Look for "Подключение" in the material below and show each line that contains it.

Material for the task Start Marker

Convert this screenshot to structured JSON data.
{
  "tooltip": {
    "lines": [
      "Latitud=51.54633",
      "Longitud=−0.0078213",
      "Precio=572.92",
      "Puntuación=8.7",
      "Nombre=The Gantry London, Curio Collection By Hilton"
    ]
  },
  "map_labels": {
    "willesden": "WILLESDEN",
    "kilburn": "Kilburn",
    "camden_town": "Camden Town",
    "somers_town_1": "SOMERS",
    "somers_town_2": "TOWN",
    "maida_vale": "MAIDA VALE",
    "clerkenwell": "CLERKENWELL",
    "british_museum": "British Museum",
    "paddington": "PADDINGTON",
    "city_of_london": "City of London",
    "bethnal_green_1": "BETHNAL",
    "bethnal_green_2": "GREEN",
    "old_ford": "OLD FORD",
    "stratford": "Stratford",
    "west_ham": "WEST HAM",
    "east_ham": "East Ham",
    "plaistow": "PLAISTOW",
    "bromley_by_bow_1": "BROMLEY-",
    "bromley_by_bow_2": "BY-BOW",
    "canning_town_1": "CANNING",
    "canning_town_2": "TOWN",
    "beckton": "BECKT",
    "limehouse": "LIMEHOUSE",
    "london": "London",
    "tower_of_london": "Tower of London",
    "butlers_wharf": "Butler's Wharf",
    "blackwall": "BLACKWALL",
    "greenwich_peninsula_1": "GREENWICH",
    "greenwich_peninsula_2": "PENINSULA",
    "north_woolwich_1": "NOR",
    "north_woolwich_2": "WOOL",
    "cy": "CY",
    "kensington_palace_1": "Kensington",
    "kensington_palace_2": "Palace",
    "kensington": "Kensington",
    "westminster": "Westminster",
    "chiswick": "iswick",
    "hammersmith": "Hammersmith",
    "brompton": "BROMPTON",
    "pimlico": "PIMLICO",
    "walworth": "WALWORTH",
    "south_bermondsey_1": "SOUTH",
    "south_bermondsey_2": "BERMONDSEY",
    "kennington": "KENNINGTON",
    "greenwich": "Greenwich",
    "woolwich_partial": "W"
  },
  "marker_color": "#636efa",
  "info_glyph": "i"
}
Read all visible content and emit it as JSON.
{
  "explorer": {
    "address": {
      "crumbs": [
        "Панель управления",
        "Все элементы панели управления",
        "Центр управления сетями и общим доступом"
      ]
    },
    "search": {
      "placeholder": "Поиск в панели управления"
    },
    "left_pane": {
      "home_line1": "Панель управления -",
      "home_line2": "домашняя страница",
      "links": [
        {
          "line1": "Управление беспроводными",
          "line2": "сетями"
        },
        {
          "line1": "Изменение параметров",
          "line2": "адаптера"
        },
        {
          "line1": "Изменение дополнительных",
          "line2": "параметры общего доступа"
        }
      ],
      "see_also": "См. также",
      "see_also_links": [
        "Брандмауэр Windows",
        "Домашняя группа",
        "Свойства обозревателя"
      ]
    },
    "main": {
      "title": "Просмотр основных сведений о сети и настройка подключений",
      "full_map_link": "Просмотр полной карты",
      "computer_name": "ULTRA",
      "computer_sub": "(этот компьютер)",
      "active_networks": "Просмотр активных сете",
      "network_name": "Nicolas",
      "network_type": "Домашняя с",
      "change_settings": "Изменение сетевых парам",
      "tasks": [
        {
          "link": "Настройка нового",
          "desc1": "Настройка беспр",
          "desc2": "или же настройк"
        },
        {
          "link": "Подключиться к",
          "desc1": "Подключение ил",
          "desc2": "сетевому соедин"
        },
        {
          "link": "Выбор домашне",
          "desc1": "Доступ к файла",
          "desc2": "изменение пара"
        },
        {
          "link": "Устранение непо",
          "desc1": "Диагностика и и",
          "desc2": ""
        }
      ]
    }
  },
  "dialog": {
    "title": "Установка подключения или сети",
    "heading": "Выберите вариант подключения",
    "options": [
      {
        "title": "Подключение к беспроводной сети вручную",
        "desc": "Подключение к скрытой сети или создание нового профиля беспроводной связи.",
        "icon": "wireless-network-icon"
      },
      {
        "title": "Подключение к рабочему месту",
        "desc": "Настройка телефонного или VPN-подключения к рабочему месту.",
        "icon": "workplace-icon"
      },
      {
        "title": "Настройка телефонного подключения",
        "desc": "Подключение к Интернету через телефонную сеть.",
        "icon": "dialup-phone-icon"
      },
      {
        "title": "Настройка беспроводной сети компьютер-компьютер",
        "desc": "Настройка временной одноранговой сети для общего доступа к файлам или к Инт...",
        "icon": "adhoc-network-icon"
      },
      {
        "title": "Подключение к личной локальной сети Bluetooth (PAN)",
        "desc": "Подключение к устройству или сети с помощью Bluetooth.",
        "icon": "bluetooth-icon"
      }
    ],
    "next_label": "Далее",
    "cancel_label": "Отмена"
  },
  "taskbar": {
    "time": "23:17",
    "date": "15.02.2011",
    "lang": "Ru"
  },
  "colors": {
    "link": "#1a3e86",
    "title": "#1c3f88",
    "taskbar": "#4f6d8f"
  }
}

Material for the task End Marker

- _Result_
          "desc1": "Подключение ил",
        "title": "Подключение к беспроводной сети вручную",
        "desc": "Подключение к скрытой сети или создание нового профиля беспроводной связи.",
        "title": "Подключение к рабочему месту",
        "desc": "Подключение к Интернету через телефонную сеть.",
        "title": "Подключение к личной локальной сети Bluetooth (PAN)",
        "desc": "Подключение к устройству или сети с помощью Bluetooth.",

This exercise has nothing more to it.